http://www.universityworldnews.com/layout/UW/images/logoUWorld.gifBy Jan Petter Myklebust. Three top Swedish institutions - Stockholm University, the Karolinska Institute and the Royal Institute of Technology-KTH - are discussing a merger which would create the largest university in Northern Europe.
Professor Kåre Bremer, rector of Stockholm University, confirmed that the talks could lead to a new university being organised in four scientific areas: medicine, technology, natural sciences, and humanities and social sciences. Under the plan the Karolinska Institute could cover medical sciences and KTH would focus on technology, while from 1 January Stockholm University would be reorganised into two main areas: natural sciences, and humanities and social sciences (including law), Bremer said.

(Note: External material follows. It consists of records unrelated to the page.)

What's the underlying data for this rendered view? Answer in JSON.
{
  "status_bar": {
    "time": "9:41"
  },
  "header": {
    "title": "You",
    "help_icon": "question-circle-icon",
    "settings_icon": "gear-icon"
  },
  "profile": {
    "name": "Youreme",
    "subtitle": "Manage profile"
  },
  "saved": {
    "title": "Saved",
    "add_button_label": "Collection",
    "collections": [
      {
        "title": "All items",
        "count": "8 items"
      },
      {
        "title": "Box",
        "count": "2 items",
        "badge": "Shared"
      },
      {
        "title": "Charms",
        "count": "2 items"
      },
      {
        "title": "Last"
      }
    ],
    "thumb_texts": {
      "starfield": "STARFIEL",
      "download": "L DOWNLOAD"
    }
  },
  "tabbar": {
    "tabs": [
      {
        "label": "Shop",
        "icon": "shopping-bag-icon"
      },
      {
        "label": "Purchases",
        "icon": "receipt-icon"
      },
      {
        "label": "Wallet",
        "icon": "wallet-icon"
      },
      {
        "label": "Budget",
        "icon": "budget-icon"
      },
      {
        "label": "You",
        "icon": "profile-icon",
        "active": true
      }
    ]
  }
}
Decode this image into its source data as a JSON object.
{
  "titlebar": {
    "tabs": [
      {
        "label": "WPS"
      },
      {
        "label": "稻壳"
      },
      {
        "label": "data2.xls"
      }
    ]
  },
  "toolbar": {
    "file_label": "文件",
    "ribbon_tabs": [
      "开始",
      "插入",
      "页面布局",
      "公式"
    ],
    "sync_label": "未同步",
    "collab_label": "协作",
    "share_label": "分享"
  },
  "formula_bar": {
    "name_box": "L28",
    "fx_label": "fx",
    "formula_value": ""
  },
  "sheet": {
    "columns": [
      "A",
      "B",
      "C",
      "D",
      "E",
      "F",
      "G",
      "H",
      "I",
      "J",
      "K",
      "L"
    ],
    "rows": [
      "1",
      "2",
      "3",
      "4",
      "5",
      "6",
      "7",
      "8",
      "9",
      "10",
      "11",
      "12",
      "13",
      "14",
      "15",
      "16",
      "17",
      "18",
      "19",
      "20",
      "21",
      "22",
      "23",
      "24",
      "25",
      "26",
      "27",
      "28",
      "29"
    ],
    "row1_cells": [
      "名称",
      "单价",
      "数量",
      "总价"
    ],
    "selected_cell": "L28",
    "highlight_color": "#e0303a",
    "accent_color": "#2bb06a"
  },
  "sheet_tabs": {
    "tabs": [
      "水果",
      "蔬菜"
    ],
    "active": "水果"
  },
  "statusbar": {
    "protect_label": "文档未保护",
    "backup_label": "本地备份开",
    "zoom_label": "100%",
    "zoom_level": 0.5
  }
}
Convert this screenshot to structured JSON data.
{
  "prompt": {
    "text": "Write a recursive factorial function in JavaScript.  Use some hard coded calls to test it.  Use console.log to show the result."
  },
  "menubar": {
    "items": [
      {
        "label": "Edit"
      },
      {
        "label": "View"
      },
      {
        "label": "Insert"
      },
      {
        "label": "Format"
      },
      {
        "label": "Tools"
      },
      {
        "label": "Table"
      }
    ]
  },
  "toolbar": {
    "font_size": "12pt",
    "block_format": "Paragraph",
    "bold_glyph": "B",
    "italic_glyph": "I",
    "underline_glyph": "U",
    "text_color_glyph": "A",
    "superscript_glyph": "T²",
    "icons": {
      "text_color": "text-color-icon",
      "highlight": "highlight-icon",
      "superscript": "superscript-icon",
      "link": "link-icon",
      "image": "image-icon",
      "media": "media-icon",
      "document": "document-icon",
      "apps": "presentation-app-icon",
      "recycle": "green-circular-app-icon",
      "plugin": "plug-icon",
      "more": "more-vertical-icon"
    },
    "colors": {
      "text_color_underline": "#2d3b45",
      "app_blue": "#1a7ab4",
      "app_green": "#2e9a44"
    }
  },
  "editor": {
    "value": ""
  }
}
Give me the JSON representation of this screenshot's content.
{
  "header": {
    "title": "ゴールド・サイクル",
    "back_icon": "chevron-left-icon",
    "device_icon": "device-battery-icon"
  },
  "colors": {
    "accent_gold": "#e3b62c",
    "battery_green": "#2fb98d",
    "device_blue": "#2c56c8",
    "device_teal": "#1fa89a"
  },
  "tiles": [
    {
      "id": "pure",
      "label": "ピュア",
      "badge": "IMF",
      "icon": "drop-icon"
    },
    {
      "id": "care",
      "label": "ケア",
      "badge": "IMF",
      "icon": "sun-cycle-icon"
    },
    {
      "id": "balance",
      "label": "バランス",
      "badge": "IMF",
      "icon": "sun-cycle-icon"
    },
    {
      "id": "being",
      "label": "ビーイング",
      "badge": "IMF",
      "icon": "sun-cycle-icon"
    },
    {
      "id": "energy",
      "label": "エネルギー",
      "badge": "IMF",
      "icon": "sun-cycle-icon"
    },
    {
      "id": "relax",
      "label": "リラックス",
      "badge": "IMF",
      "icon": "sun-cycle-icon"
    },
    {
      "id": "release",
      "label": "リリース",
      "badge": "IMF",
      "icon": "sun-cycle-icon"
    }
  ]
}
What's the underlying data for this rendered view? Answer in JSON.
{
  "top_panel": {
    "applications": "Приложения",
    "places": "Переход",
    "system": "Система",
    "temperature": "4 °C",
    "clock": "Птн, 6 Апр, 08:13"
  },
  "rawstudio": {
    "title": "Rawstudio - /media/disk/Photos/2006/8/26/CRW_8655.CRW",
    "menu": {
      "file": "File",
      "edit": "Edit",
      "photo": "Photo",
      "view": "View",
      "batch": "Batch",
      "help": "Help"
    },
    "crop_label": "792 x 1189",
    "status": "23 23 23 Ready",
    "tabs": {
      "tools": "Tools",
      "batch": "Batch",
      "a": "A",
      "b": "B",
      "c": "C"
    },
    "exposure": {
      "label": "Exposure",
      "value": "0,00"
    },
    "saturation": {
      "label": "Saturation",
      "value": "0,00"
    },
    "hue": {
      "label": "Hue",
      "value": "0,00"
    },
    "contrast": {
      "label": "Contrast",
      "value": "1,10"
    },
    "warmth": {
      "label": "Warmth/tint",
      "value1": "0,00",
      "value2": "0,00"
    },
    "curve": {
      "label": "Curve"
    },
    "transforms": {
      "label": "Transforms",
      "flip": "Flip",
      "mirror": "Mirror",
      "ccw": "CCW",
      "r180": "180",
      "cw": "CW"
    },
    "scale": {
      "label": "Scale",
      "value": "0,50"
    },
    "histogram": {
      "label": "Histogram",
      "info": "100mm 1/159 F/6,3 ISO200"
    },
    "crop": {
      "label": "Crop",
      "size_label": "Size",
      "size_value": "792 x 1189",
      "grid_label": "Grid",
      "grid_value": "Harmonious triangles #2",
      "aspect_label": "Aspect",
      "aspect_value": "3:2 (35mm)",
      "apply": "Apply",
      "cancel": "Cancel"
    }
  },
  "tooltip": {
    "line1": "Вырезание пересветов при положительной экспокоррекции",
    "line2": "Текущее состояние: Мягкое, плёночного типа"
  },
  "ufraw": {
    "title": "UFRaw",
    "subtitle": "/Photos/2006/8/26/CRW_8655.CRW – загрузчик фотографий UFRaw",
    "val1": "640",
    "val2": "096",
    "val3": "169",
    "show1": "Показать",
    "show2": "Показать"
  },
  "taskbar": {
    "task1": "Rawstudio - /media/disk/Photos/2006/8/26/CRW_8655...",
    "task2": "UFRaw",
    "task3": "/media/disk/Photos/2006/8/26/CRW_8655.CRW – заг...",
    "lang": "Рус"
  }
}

"The present names will be kept as today, and the new university can be established without a demanding reorganisational process, in a timeframe that a new board will find suitable," he said.
"Geographically, the three units today are located close to each other, and already collaborate in a large number of projects, activities and by the use of scientific equipment."
A merger would create an élite institution responsible for 40% of Swedish research with 70,000 students, more than 6,000 staff and a budget of more than SEK9 billion (US$1.3 billion).
"The merger would mean that the international position of Stockholm and Sweden in higher education and research becomes visible to a much greater degree that today," Bremer said.
The merged institution would likely be able to compete for place in the top 25 of the Shanghai Academic Ranking of World Universities.
Already, formal agreement has been reached on the establishment of a major life science project by the three collaborating partners and Uppsala University.
Peter Gudmundson, president of KTH, said: "We see a clear tendency throughout the world regarding the associations between medicine, technology and natural science becoming stronger.
"KTH sees amazing potential by coming closer to Stockholm University and the Karolinska Instititute in this joint effort. This is one of our most important efforts so far."
When he published the 2012 budget, Minister of Education Jan Björklund called for more university mergers in Sweden, and said these had to come from a bottom-up process in which the government would not interfere.
This autumn, Bremer ordered a feasibility report on the collaborative project to benchmark it against major university mergers elsewhere.
Tim Ekberg, managing director of Södertörn College and a previous senior officer at the education ministry, wrote the report after asking deans, pro-deans, heads of schools and administrative leaders for their views on "a more systematic collaboration between the three institutions".
Most said that a merger would be a natural and good continuation of a process already under way. But representatives from Karolinska were opposed to a merger, preferring to see increased cooperation with Karolinska remaining an independent élite medical university. See also Sweden: Minister says universities may merge.